Assisted Outpatient Treatment
Assisted Outpatient Treatment (AOT), sometimes called "Laura's Law," is for people with severe and persistent mental illness who need treatment to prevent substantial deterioration of their condition, and who may pose a risk to themselves or others.
For these individuals, who decline care or struggle to engage in treatment when offered, Contra Costa County has adopted Laura's Law. Laura's Law is a discretionary state law that allows counties to use the civil court system to supervise care.
For eligible individuals, the AOT program provides a 24-hour team response that includes mental health treatment, medication, access to primary health care, substance abuse counseling, benefits and resource counseling, supportive housing, vocational rehabilitation, and peer and family member education and support.
The court process is only used after every effort has been made to encourage individuals who need treatment to voluntarily participate.
AOT is not for crisis intervention. If someone is experiencing a mental or emotional emergency, call 911 in case of an immediate emergency, 211: 24/7 toll-free crisis hotline, Adult Mobile Crisis Response Team: 1-833-443-2672, Children's Mobile Response Team: 1-877-441-1089, Welfare/Safety Check: 925-646-2441.
Program staff includes licensed mental health clinicians from Behavioral Health Services (BHS) as well as from Mental Health Systems, a not-for-profit, community based organization contracted by BHS.
A person must meet all of these conditions to be eligible for AOT:
- 18 or older
- Has a mental illness
- Mental health condition getting substantially worse
- Unlikely to survive safely in the community without supervision
- Needs the program to prevent serious harm to themselves or others
- Has been offered treatment, but has not engaged in provided services
- History of resisting mental health treatment, and
- Has been hospitalized due to mental illness at least twice in the last 36 months, OR
- One or more serious acts of violence toward themselves or others within the last 48 months
- Participating in AOT would be the least restrictive option to ensure recovery and stability
- Likely to benefit from participating in AOT
+ WHO REQUESTS AOT
To request an AOT investigation, the referring party must be:
- Anyone 18 or older with whom the person is living
- A parent, spouse or child of the person who is 18 or older
- The director of any agency providing mental health services to the person
- The director of a hospital where the person is hospitalized
- A licensed mental health clinician who is providing or supervising the person's mental health treatment
- A probation or peace officer assigned to the person
Any one of the above is a Qualified Requesting Party.
+ HOW TO REQUEST AOT
If you are a Qualified Requesting Party, and you think an individual meets the conditions for AOT eligibility, call 1-844-422-2268 during business hours to request an investigation. An AOT clinician will return your call to review your request with you.
Please be ready to provide examples of AOT criteria to the clinician.

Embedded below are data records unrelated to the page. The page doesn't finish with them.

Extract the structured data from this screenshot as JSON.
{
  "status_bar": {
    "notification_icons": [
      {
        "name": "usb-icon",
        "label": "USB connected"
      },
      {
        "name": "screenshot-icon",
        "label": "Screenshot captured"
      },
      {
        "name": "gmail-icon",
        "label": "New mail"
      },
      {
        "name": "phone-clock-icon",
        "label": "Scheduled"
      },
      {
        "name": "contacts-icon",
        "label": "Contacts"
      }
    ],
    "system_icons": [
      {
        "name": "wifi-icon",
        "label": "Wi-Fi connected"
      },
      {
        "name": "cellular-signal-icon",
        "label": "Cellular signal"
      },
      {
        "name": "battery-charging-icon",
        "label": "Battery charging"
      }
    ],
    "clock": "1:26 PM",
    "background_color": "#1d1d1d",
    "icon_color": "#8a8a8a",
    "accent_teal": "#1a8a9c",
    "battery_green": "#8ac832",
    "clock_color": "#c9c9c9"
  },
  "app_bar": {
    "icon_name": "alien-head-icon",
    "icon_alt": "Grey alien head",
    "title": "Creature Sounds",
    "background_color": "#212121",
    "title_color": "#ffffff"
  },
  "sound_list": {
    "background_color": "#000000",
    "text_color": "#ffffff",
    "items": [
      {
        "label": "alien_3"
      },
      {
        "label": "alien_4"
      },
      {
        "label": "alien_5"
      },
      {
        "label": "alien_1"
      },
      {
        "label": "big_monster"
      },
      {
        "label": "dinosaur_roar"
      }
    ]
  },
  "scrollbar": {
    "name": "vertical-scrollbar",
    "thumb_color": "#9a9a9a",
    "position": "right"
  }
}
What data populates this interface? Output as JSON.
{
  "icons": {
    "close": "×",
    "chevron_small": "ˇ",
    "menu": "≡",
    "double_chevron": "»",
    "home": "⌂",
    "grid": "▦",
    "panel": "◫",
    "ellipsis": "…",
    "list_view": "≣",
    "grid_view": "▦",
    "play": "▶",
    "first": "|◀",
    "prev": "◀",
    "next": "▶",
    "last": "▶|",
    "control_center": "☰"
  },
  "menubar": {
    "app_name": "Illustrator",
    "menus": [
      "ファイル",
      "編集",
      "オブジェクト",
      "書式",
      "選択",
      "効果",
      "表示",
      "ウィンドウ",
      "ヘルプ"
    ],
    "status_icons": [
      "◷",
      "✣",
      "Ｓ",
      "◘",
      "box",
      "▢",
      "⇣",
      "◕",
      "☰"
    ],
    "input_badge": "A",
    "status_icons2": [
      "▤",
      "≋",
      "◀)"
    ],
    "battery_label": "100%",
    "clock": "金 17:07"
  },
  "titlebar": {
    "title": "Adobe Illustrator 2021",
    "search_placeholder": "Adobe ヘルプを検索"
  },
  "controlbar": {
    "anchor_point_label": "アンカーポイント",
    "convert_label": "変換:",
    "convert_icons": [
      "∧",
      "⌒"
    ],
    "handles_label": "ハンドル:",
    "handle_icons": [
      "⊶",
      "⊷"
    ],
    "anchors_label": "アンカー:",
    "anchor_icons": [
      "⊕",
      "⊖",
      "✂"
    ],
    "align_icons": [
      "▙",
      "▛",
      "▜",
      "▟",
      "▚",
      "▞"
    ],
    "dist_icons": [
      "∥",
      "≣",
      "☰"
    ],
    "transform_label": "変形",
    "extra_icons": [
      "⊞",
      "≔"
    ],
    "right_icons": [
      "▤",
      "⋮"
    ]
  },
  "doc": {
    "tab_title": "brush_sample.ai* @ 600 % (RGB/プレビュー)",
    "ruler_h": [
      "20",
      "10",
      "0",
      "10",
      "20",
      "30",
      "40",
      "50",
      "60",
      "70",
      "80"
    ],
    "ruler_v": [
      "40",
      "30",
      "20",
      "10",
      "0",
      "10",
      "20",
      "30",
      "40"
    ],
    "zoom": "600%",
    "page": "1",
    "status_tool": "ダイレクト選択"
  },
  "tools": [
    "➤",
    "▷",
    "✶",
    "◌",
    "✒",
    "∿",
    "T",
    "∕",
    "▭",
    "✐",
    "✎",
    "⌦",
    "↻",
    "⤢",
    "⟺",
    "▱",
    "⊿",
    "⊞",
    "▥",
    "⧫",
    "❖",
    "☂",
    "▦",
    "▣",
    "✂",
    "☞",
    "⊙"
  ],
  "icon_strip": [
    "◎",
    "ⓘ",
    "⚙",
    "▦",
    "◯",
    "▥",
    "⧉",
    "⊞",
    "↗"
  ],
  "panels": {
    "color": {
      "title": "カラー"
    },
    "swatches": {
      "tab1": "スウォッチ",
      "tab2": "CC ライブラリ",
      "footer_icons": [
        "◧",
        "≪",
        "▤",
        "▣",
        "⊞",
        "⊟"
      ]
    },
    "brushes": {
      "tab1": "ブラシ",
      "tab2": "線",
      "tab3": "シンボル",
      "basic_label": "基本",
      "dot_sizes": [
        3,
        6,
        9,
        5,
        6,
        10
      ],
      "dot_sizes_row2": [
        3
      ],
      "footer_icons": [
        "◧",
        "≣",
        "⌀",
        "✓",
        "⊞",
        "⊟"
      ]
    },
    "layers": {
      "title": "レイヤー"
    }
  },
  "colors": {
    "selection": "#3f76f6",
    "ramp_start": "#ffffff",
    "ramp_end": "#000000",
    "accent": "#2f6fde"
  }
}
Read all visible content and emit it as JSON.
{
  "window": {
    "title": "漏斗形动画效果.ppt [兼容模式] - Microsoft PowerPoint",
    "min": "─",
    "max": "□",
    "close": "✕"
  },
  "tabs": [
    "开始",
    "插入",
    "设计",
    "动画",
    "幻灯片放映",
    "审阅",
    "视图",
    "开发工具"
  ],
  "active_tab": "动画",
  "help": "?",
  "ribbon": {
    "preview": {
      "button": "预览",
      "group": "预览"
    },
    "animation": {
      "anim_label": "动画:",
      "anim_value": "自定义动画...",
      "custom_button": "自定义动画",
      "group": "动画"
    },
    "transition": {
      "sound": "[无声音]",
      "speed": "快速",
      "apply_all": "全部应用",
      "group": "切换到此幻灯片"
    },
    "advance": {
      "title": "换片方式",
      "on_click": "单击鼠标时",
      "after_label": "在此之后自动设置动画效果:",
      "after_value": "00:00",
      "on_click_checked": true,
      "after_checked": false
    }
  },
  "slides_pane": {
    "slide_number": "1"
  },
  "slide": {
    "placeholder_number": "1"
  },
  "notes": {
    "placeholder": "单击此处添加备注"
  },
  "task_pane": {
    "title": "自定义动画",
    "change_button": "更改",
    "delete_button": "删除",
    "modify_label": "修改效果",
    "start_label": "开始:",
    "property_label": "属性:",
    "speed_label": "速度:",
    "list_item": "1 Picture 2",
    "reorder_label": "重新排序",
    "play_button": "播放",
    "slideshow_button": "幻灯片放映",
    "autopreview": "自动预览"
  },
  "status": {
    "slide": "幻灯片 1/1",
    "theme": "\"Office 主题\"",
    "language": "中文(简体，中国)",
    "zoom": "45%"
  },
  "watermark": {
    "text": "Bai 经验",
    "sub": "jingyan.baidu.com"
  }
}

Note: The AOT program is not for crisis intervention. If the person is experiencing a mental or emotional emergency, call 911 in case of an immediate emergency, 211: 24/7 toll-free crisis hotline, Adult Mobile Crisis Response Team: 1-833-443-2672, Children's Mobile Response Team: 1-877-441-1089, Welfare/Safety Check: 925-646-2441.
+ HOW AOT WORKS
A Care Team responds to qualified requests for AOT investigations, compassionately supporting those involved, encouraging participation in appropriate mental health care, providing links to services and engaging the person in the least restrictive care needed to ensure their recovery and stability.
The Care Team assists referred individuals who do not meet all AOT eligibility requirements to connect with appropriate behavioral health services.
Eligible individuals receive Assertive Community Treatment (ACT), a nationally recognized, evidence-based practice. The ACT team, led by a licensed mental health clinician, works with clients to implement individualized treatment plans.
An eligible individual who resists care may be required to participate in treatment by a court order.
The goal is for eligible individuals to voluntarily participate in the AOT Program. However, in cases where a referred individual will not voluntarily participate in the AOT program, they may be summoned to a private civil hearing in Contra Costa Superior Court.
In this situation, BHS files a petition with the court, and a judge holds a hearing that includes the referred individual and their legal representation, provided by the Public Defender's office. After the hearing, the judge may order the referred individual to participate in the AOT program.
- Assisted Outpatient Treatment (AOT) Program Design
- Mental Health Systems
- Assisted Outpatient Treatment (AOT) FAQ